Elsewhere, the fascinating “A Compassionate Spy” from the legendary “Life Itself” director Steve James offers a different kind of look at US during wartime, by charting the true account of an enthralling World-War II-era spy story that this critic knew little about. The infiltrator in question is Ted Hall, a physicist who was recruited to work on the top-secret Manhattan Project at the age of 16, while he was still a prodigious junior at Harvard. The infamous task of the group was to build the first nuclear bomb in the world, before the Germans developed their own. Despite his young age however, Ted knew that such a powerful possession in US hands would be catastrophic. In fact, it would perhaps spiral a post-World-War II US into fascism. A socialist and a Soviet sympathizer unaware of Stalin’s horrors, Hall tried to front a conversation about his worries among the project’s top scientists, who collectively wrote an opposing letter to President Truman, one he never received. In turn, Hall then passed on some top-secret elements of his work to the Soviets, the same kind of information that would send Julius and Ethen Rosenberg to the electric chair in 1953. But Hall in turn was never prosecuted.
Through never-before-seen archival footage (including of Hall, filmed in the ‘90s, shortly before his passing), interviews with Hall’s widow and daughters, as well as various authors and journalists in relevant fields, James constructs a fascinating account of a real-life espionage and investigates with a keen eye why Hall was never arrested for his crime. The heart and soul of his tale is a love story that grows on the University of Chicago campus in the ‘40s after the war. At the time, Ted was a doctoral candidate; his future wife Joan, an undergrad with simpatico views on music and politics. For a while, it was a love triangle between Joan, Ted and his best friend Saville “Savy” Sax, a romantic period which James approaches with a bohemian Godardian sensibility. But it was Joan and Ted that were destined to be together in the end. Before popping the question, Ted insisted on sharing his espionage secret with his future wife, in case that would be a deal breaker for the young woman. But the couple got married and kept their secret through a five-decade-long marriage.
Regrettably, James goes the reenactment route to chart the life and times of Savy and the Halls, recruiting dramatic actors to portray these real-life personas.
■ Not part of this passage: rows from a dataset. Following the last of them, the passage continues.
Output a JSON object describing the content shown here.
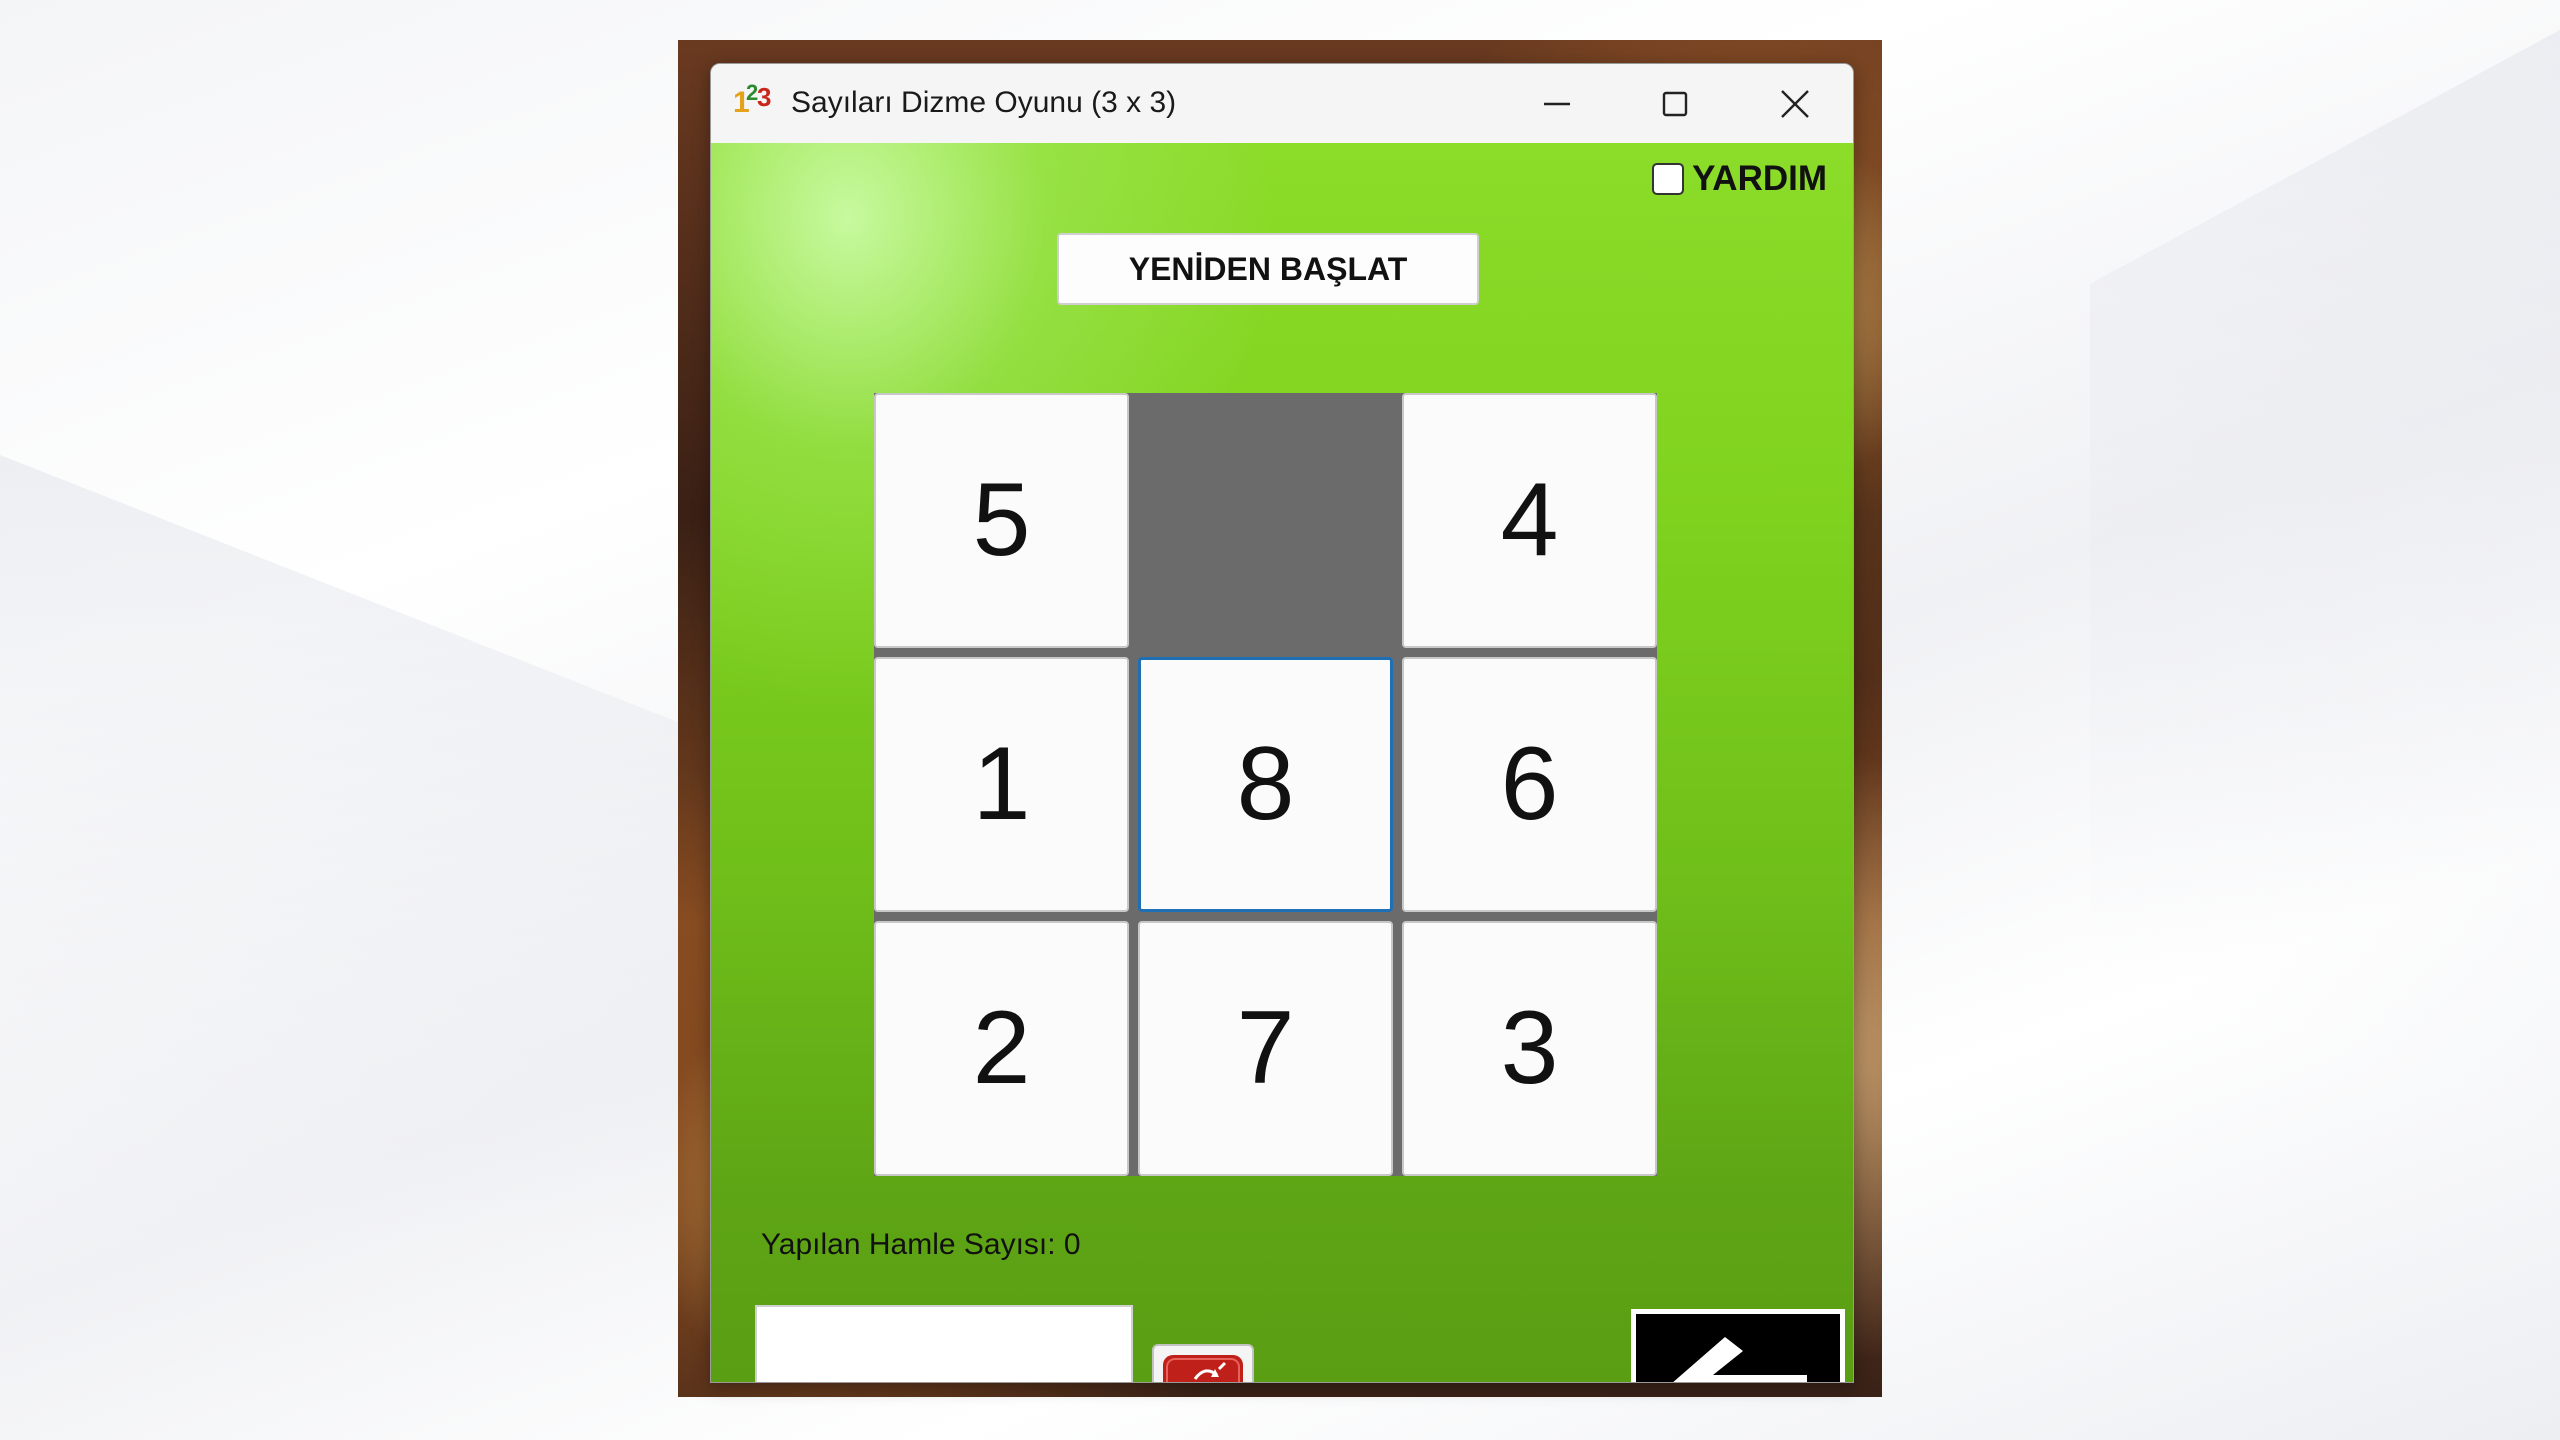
{
  "window": {
    "title": "Sayıları Dizme Oyunu (3 x 3)",
    "icon": "app-123-icon",
    "controls": [
      "minimize-icon",
      "maximize-icon",
      "close-icon"
    ]
  },
  "help": {
    "label": "YARDIM",
    "checked": false
  },
  "restart": {
    "label": "YENİDEN BAŞLAT"
  },
  "board": {
    "rows": 3,
    "cols": 3,
    "tiles": [
      "5",
      "",
      "4",
      "1",
      "8",
      "6",
      "2",
      "7",
      "3"
    ],
    "focused_index": 4
  },
  "moves": {
    "label": "Yapılan Hamle Sayısı: 0"
  },
  "input": {
    "value": ""
  },
  "icons": {
    "trash": "trash-icon",
    "back": "arrow-left-icon"
  },
  "colors": {
    "background_green": "#7fd21e",
    "empty_cell": "#6b6b6b",
    "focus_border": "#1f6fb4",
    "trash_red": "#c0201a"
  }
}
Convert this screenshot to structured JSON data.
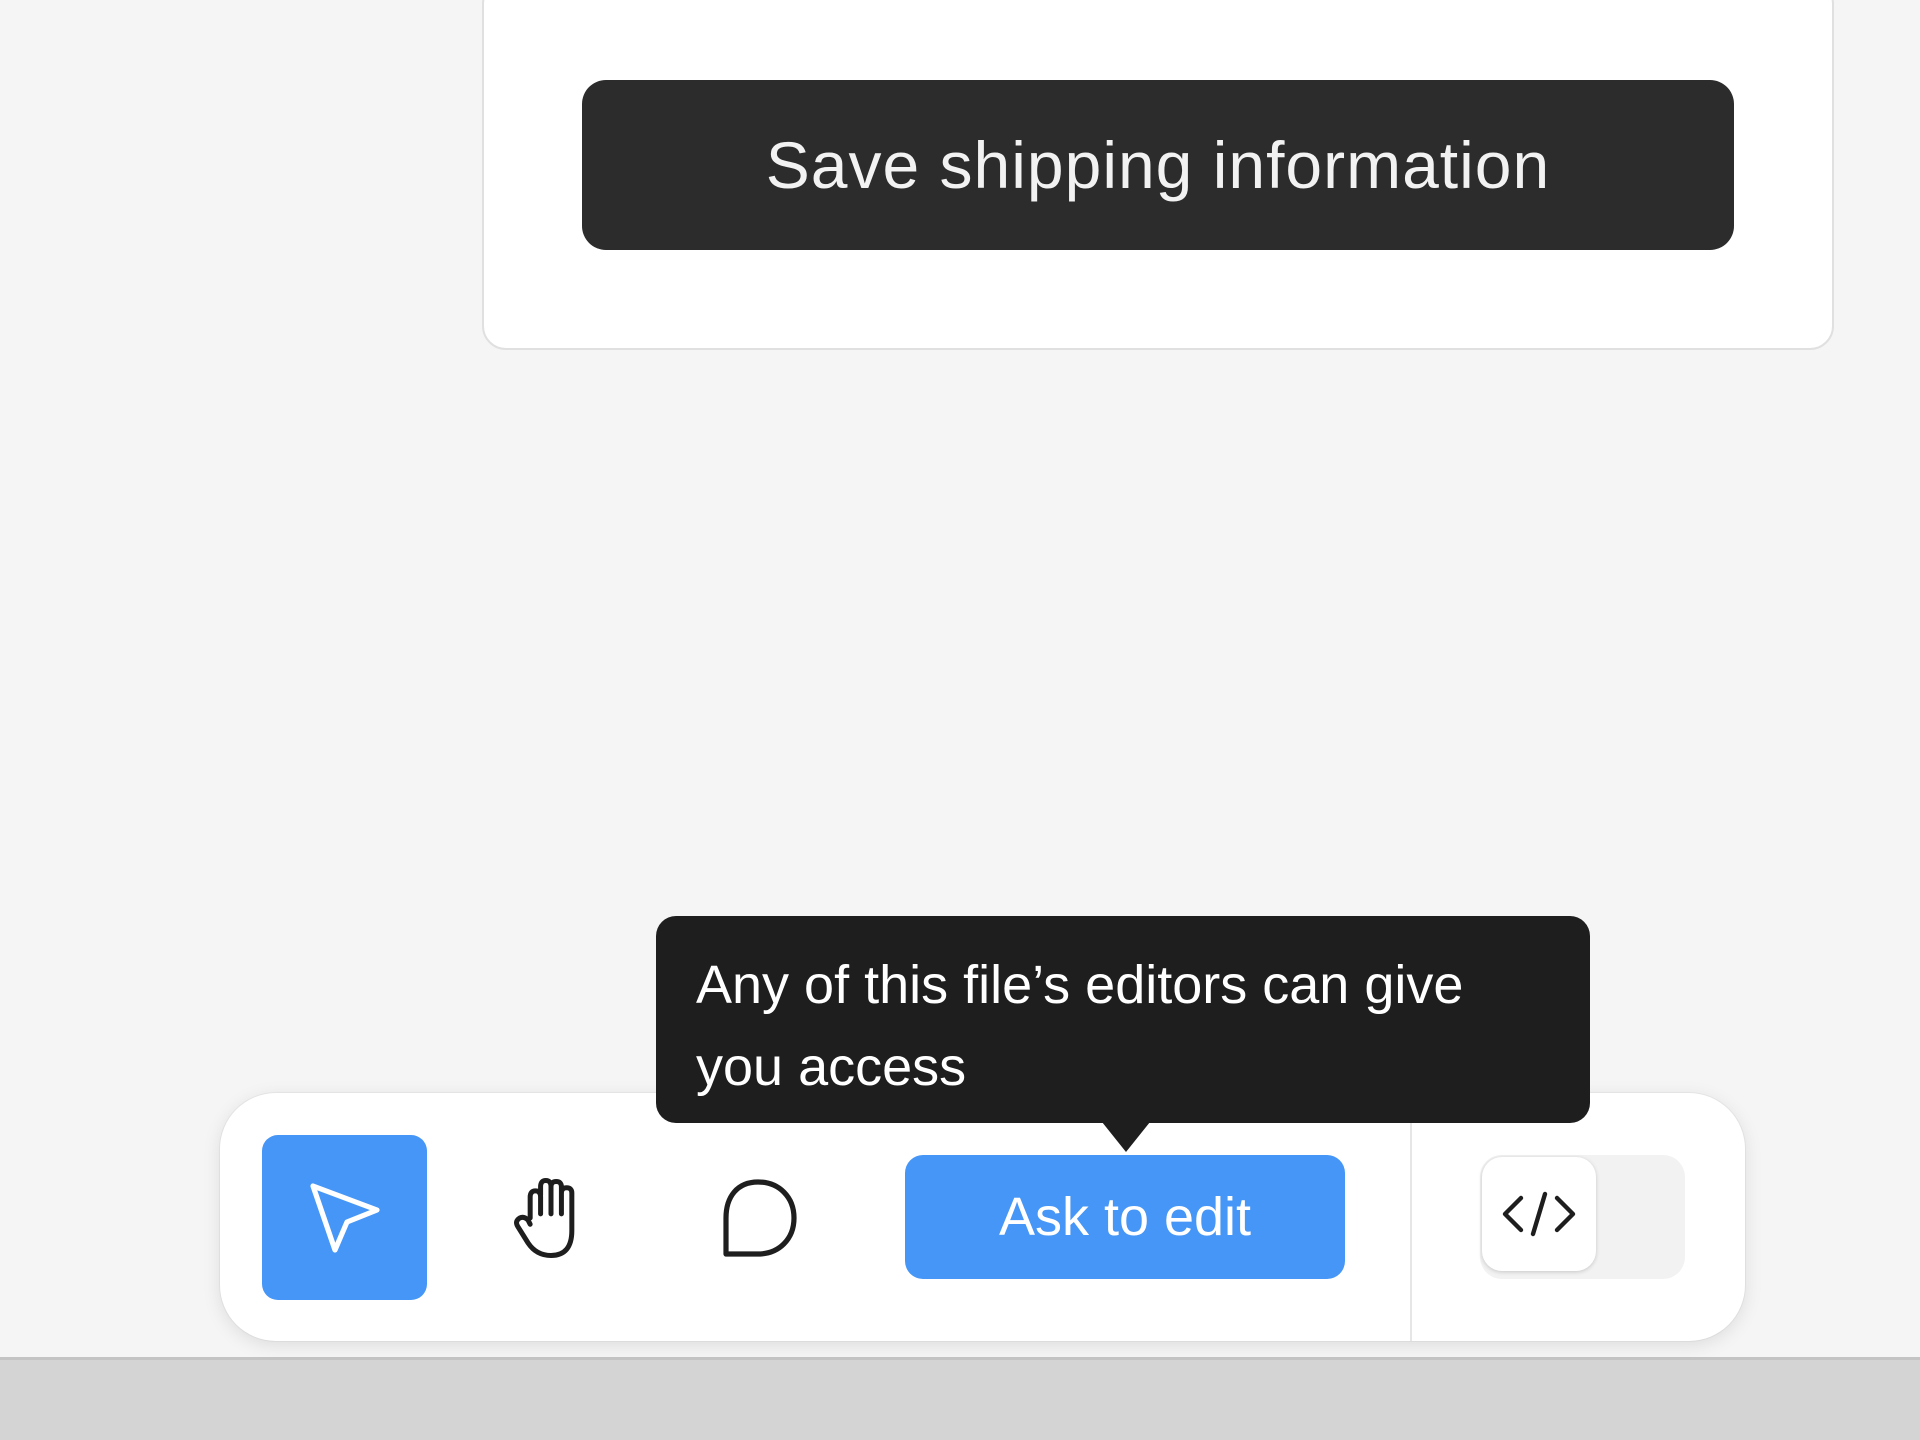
{
  "card": {
    "save_button_label": "Save shipping information"
  },
  "toolbar": {
    "tools": [
      {
        "name": "move",
        "icon": "cursor-arrow-icon",
        "active": true
      },
      {
        "name": "hand",
        "icon": "hand-icon",
        "active": false
      },
      {
        "name": "comment",
        "icon": "comment-bubble-icon",
        "active": false
      }
    ],
    "ask_to_edit_label": "Ask to edit",
    "dev_mode_icon": "code-brackets-icon"
  },
  "tooltip": {
    "text": "Any of this file’s editors can give you access"
  },
  "colors": {
    "accent": "#4596f6",
    "dark_button": "#2c2c2c",
    "tooltip_bg": "#1e1e1e",
    "canvas_bg": "#f5f5f5"
  }
}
In their quieter moments, when the focus is on the romance—from the Halls lying on the floors of a campus chamber to listening to their favorite Mozart sonata—the reenactments more or less work, giving the audience a little taste of what these youngsters were like as they were keeping a potentially fatal secret from a government hostile to their kind. But when James works in dialogue lines, the effect is sadly amateurish, with actors who are incapable of selling the drama and tension in their equally clumsy costuming. The most glaringly unfortunate reenactment happens when the Halls, harboring secrets of their own, drive by the Sing Sing Prison where the Rosenbergs were to be executed that day. You can’t unsee the visual and tonal inelegance this scene offers.